Sunday, March 23, 2008

A guilt-free Easter

A friend invited me to attend a worship session today. She knows I left my religion and has been supportive. But I haven't told her--I don't consider myself a Christian anymore. I read the book
Liberating the Gospels: Reading the Bible with Jewish Eyes by John Shelby Spong and his arguement is that the Gospels are a Hermenutic writing taking bits and pieces from the Old Testament and wrapping those stories and 'prophecies' around Jesus 'Christ'. I was learning about qualitative research methods and hermenutics in Graduate School shortly before I read this book. I found Spong's arguments very compelling, and it lifted a great burden from my mind too.

Jesus did NOT die and atone for my sins. Whew! What a relief. I don't have to feel guilty because I exist. It's pretty sick when your mere existence is the cause of another person's death/murder. You can never clear your conscious of that kind of guilt. I found Spong's book to be helpful in my process of letting go. I realized that everything else built on the gospels (i.e. churches, the Book of Mormon, etc) was basically bogus because the gospels AREN'T literal history. Understanding that, I was able to let go of a lot of things. There is still work to be done, but that dismantled layers of dogmatic beliefs. Happy letting go!

1 comment:

iletitgo said...

Someone noticed this blog and wanted to comment but didn't have a google account. I'm posting those comments here. And I've changed the settings so you shouldn't need a google account to comment.
"I agree that Spong's arguments can be attractive.
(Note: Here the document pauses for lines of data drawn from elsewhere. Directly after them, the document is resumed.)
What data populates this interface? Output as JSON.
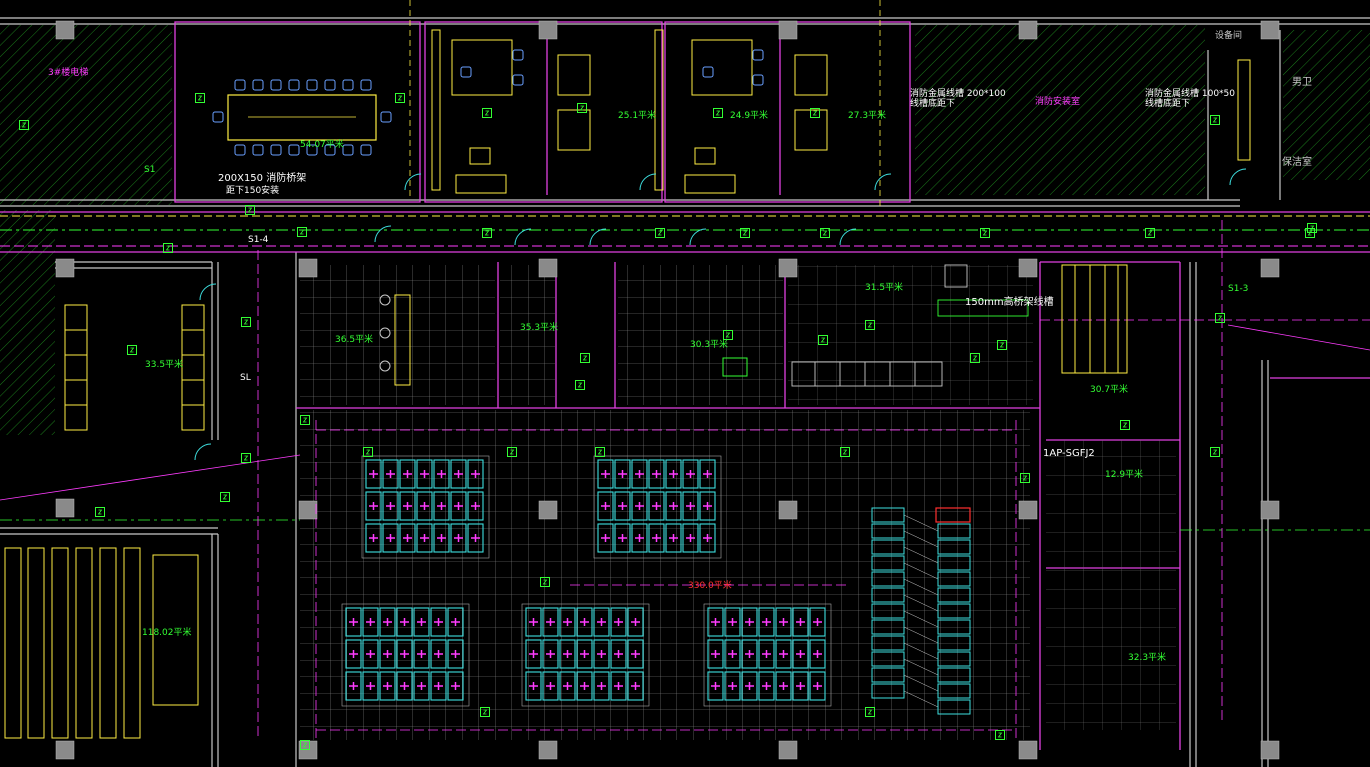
{
  "colors": {
    "background": "#000000",
    "wall": "#c0c0c0",
    "column": "#8a8a8a",
    "partition": "#e040e0",
    "magenta": "#ff3cff",
    "cyan": "#3ee0e0",
    "green": "#33ff33",
    "yellow": "#ffee44",
    "blue": "#6aa0ff",
    "red": "#ff3030",
    "white": "#ffffff",
    "hatch": "#1a8a1a"
  },
  "labels": {
    "meeting_area": "54.07平米",
    "cable_tray_1": "200X150 消防桥架",
    "cable_tray_1_note": "距下150安装",
    "office_1_area": "25.1平米",
    "office_2_area": "24.9平米",
    "office_3_area": "27.3平米",
    "cable_tray_2": "消防金属线槽 200*100",
    "cable_tray_2_note": "线槽底距下",
    "fire_room": "消防安装室",
    "cable_tray_3": "消防金属线槽 100*50",
    "cable_tray_3_note": "线槽底距下",
    "room_wc": "男卫",
    "room_cleaning": "保洁室",
    "room_equipment": "设备间",
    "shaft": "3#楼电梯",
    "area_31_5": "31.5平米",
    "area_33_5": "33.5平米",
    "area_36_5": "36.5平米",
    "area_30_3": "30.3平米",
    "area_35_3": "35.3平米",
    "area_30_7": "30.7平米",
    "area_12_9": "12.9平米",
    "area_32_3": "32.3平米",
    "area_118": "118.02平米",
    "area_330": "330.0平米",
    "trunk_label": "150mm高桥架线槽",
    "panel": "1AP-SGFJ2",
    "tag_s1": "S1",
    "tag_s3": "S1-3",
    "tag_s4": "S1-4",
    "tag_sl": "SL"
  }
}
I was also raised in a guilt-ridden religious environment where we were often told, "YOU are the unknown soldier who peirced Jesus' side" and "even if no one else was ever born, Jesus would still have had to die because of YOU." It was agonizing and confusing as a child to hear these messages.

It wasn't until well into adulthood that I began considering scripture differently and realized that the risen Christ is NOT about guilt and that misrepresenting it as such as blasphemy. I do believe that Jesus died so that I can have eternal life, but I don't feel guilt over it for two reasons: 1) It was what he came here to do - his purpose. 2) He did it for "the joy that was set before him" - in other words, he wanted to do it. When we forget to tell our children these truths, we forget the most important part of the gospel message - that love is indeed "a better way."

Maybe these sound like lame ideas, but they were much easier for me to understand once I had children. I sacrifice bits and peices of myself every day for them and counter to our culture of "extreme self-care" I consider it a joy to do so. I would gladly give up my life so my child can have full and abundant lives. I consider it a priviledge.

Hang in there - You are on an exciting journey and I wish you the very best! ;-)"